■ YOUR GOAL
Retyping the entire listing exactly is the task.

■ EXCERPTED RECORDS
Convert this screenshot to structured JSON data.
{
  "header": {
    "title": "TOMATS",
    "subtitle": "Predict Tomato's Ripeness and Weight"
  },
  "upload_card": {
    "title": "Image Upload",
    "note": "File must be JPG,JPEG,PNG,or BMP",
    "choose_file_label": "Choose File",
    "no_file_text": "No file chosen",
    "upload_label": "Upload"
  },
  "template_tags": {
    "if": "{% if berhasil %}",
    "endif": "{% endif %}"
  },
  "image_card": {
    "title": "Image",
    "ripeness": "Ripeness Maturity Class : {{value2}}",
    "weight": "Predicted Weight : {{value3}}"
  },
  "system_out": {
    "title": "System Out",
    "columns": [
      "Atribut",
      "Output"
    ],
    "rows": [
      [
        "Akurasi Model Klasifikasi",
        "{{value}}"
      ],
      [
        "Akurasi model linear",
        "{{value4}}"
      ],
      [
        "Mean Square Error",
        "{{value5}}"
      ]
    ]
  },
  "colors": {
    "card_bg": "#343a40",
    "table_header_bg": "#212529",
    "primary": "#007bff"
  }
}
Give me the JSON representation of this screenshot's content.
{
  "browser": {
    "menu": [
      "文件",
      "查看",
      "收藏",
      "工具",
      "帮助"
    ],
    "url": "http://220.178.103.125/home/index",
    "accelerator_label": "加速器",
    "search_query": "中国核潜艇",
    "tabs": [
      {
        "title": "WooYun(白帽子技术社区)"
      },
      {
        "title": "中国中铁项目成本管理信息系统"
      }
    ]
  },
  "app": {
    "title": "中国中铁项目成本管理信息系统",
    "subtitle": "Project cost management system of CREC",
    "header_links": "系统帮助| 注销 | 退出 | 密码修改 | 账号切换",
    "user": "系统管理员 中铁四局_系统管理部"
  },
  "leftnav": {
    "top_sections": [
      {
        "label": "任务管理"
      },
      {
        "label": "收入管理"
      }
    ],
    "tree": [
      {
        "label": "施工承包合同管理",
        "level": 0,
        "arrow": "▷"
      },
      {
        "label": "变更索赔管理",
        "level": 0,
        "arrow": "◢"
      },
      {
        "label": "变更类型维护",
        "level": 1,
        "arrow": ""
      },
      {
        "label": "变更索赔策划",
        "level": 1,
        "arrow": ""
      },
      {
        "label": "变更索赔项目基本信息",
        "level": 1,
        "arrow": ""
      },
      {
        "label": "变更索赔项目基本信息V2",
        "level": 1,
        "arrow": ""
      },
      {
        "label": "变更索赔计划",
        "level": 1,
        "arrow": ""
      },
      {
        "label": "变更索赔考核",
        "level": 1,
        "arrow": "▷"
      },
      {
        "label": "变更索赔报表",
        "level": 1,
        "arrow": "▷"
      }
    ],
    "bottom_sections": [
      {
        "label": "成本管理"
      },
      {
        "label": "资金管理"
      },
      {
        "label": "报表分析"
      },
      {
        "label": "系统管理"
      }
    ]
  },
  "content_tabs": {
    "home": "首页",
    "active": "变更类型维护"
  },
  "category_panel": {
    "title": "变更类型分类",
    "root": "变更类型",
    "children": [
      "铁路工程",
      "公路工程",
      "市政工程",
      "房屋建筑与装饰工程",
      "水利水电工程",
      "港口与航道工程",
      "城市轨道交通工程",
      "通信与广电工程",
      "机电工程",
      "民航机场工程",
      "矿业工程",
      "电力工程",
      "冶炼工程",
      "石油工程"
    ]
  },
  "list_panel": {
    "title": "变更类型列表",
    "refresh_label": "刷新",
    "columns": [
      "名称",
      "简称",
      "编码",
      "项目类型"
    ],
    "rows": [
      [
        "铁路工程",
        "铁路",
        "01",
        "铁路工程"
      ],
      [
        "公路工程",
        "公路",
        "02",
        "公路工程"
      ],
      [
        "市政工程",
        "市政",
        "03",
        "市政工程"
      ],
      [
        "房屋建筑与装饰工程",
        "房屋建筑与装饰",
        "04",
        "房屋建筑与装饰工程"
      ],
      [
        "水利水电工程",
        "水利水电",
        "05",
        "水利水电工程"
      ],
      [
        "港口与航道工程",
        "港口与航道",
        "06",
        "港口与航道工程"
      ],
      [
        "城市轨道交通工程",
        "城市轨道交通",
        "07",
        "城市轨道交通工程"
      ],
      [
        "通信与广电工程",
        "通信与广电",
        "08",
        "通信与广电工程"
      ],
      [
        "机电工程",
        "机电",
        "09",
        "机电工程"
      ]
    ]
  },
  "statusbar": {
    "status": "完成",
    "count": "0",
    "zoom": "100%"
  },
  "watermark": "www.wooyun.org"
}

■ RESULT FOR THIS EXERCISE
Convert this screenshot to structured JSON data.
{
  "header": {
    "title": "TOMATS",
    "subtitle": "Predict Tomato's Ripeness and Weight"
  },
  "upload_card": {
    "title": "Image Upload",
    "note": "File must be JPG,JPEG,PNG,or BMP",
    "choose_file_label": "Choose File",
    "no_file_text": "No file chosen",
    "upload_label": "Upload"
  },
  "template_tags": {
    "if": "{% if berhasil %}",
    "endif": "{% endif %}"
  },
  "image_card": {
    "title": "Image",
    "ripeness": "Ripeness Maturity Class : {{value2}}",
    "weight": "Predicted Weight : {{value3}}"
  },
  "system_out": {
    "title": "System Out",
    "columns": [
      "Atribut",
      "Output"
    ],
    "rows": [
      [
        "Akurasi Model Klasifikasi",
        "{{value}}"
      ],
      [
        "Akurasi model linear",
        "{{value4}}"
      ],
      [
        "Mean Square Error",
        "{{value5}}"
      ]
    ]
  },
  "colors": {
    "card_bg": "#343a40",
    "table_header_bg": "#212529",
    "primary": "#007bff"
  }
}
Give me the JSON representation of this screenshot's content.
{
  "browser": {
    "menu": [
      "文件",
      "查看",
      "收藏",
      "工具",
      "帮助"
    ],
    "url": "http://220.178.103.125/home/index",
    "accelerator_label": "加速器",
    "search_query": "中国核潜艇",
    "tabs": [
      {
        "title": "WooYun(白帽子技术社区)"
      },
      {
        "title": "中国中铁项目成本管理信息系统"
      }
    ]
  },
  "app": {
    "title": "中国中铁项目成本管理信息系统",
    "subtitle": "Project cost management system of CREC",
    "header_links": "系统帮助| 注销 | 退出 | 密码修改 | 账号切换",
    "user": "系统管理员 中铁四局_系统管理部"
  },
  "leftnav": {
    "top_sections": [
      {
        "label": "任务管理"
      },
      {
        "label": "收入管理"
      }
    ],
    "tree": [
      {
        "label": "施工承包合同管理",
        "level": 0,
        "arrow": "▷"
      },
      {
        "label": "变更索赔管理",
        "level": 0,
        "arrow": "◢"
      },
      {
        "label": "变更类型维护",
        "level": 1,
        "arrow": ""
      },
      {
        "label": "变更索赔策划",
        "level": 1,
        "arrow": ""
      },
      {
        "label": "变更索赔项目基本信息",
        "level": 1,
        "arrow": ""
      },
      {
        "label": "变更索赔项目基本信息V2",
        "level": 1,
        "arrow": ""
      },
      {
        "label": "变更索赔计划",
        "level": 1,
        "arrow": ""
      },
      {
        "label": "变更索赔考核",
        "level": 1,
        "arrow": "▷"
      },
      {
        "label": "变更索赔报表",
        "level": 1,
        "arrow": "▷"
      }
    ],
    "bottom_sections": [
      {
        "label": "成本管理"
      },
      {
        "label": "资金管理"
      },
      {
        "label": "报表分析"
      },
      {
        "label": "系统管理"
      }
    ]
  },
  "content_tabs": {
    "home": "首页",
    "active": "变更类型维护"
  },
  "category_panel": {
    "title": "变更类型分类",
    "root": "变更类型",
    "children": [
      "铁路工程",
      "公路工程",
      "市政工程",
      "房屋建筑与装饰工程",
      "水利水电工程",
      "港口与航道工程",
      "城市轨道交通工程",
      "通信与广电工程",
      "机电工程",
      "民航机场工程",
      "矿业工程",
      "电力工程",
      "冶炼工程",
      "石油工程"
    ]
  },
  "list_panel": {
    "title": "变更类型列表",
    "refresh_label": "刷新",
    "columns": [
      "名称",
      "简称",
      "编码",
      "项目类型"
    ],
    "rows": [
      [
        "铁路工程",
        "铁路",
        "01",
        "铁路工程"
      ],
      [
        "公路工程",
        "公路",
        "02",
        "公路工程"
      ],
      [
        "市政工程",
        "市政",
        "03",
        "市政工程"
      ],
      [
        "房屋建筑与装饰工程",
        "房屋建筑与装饰",
        "04",
        "房屋建筑与装饰工程"
      ],
      [
        "水利水电工程",
        "水利水电",
        "05",
        "水利水电工程"
      ],
      [
        "港口与航道工程",
        "港口与航道",
        "06",
        "港口与航道工程"
      ],
      [
        "城市轨道交通工程",
        "城市轨道交通",
        "07",
        "城市轨道交通工程"
      ],
      [
        "通信与广电工程",
        "通信与广电",
        "08",
        "通信与广电工程"
      ],
      [
        "机电工程",
        "机电",
        "09",
        "机电工程"
      ]
    ]
  },
  "statusbar": {
    "status": "完成",
    "count": "0",
    "zoom": "100%"
  },
  "watermark": "www.wooyun.org"
}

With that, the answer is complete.